*** DATA FOR THIS TASK

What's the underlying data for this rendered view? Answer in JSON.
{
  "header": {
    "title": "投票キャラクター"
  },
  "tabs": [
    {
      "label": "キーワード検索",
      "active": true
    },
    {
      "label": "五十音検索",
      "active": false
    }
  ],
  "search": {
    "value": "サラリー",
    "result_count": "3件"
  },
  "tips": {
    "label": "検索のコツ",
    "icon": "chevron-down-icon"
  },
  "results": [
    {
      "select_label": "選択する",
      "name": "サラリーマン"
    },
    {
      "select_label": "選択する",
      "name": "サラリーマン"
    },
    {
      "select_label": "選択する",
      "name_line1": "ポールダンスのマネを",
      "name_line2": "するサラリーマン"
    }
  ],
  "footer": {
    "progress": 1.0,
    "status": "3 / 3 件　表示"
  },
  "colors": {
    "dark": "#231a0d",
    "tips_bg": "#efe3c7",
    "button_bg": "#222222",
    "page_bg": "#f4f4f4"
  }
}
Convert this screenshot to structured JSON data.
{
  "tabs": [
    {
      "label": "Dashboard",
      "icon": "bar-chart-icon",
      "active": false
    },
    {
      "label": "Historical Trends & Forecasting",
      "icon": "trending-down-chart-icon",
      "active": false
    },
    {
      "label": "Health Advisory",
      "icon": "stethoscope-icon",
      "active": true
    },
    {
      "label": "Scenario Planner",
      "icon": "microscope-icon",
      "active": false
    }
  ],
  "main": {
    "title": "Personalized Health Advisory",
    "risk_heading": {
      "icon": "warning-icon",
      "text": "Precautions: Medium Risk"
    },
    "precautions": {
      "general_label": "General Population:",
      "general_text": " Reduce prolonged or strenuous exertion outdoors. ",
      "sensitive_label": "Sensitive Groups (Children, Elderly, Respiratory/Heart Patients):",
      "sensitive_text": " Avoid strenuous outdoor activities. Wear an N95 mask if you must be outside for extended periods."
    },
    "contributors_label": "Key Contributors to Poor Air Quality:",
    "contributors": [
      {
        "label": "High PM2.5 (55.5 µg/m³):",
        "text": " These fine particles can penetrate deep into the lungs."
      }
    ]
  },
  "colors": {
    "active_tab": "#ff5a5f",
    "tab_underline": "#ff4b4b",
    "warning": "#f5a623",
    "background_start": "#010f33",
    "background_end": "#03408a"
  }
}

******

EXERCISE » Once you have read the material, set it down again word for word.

COMPLETED TASK »
What's the underlying data for this rendered view? Answer in JSON.
{
  "header": {
    "title": "投票キャラクター"
  },
  "tabs": [
    {
      "label": "キーワード検索",
      "active": true
    },
    {
      "label": "五十音検索",
      "active": false
    }
  ],
  "search": {
    "value": "サラリー",
    "result_count": "3件"
  },
  "tips": {
    "label": "検索のコツ",
    "icon": "chevron-down-icon"
  },
  "results": [
    {
      "select_label": "選択する",
      "name": "サラリーマン"
    },
    {
      "select_label": "選択する",
      "name": "サラリーマン"
    },
    {
      "select_label": "選択する",
      "name_line1": "ポールダンスのマネを",
      "name_line2": "するサラリーマン"
    }
  ],
  "footer": {
    "progress": 1.0,
    "status": "3 / 3 件　表示"
  },
  "colors": {
    "dark": "#231a0d",
    "tips_bg": "#efe3c7",
    "button_bg": "#222222",
    "page_bg": "#f4f4f4"
  }
}
Convert this screenshot to structured JSON data.
{
  "tabs": [
    {
      "label": "Dashboard",
      "icon": "bar-chart-icon",
      "active": false
    },
    {
      "label": "Historical Trends & Forecasting",
      "icon": "trending-down-chart-icon",
      "active": false
    },
    {
      "label": "Health Advisory",
      "icon": "stethoscope-icon",
      "active": true
    },
    {
      "label": "Scenario Planner",
      "icon": "microscope-icon",
      "active": false
    }
  ],
  "main": {
    "title": "Personalized Health Advisory",
    "risk_heading": {
      "icon": "warning-icon",
      "text": "Precautions: Medium Risk"
    },
    "precautions": {
      "general_label": "General Population:",
      "general_text": " Reduce prolonged or strenuous exertion outdoors. ",
      "sensitive_label": "Sensitive Groups (Children, Elderly, Respiratory/Heart Patients):",
      "sensitive_text": " Avoid strenuous outdoor activities. Wear an N95 mask if you must be outside for extended periods."
    },
    "contributors_label": "Key Contributors to Poor Air Quality:",
    "contributors": [
      {
        "label": "High PM2.5 (55.5 µg/m³):",
        "text": " These fine particles can penetrate deep into the lungs."
      }
    ]
  },
  "colors": {
    "active_tab": "#ff5a5f",
    "tab_underline": "#ff4b4b",
    "warning": "#f5a623",
    "background_start": "#010f33",
    "background_end": "#03408a"
  }
}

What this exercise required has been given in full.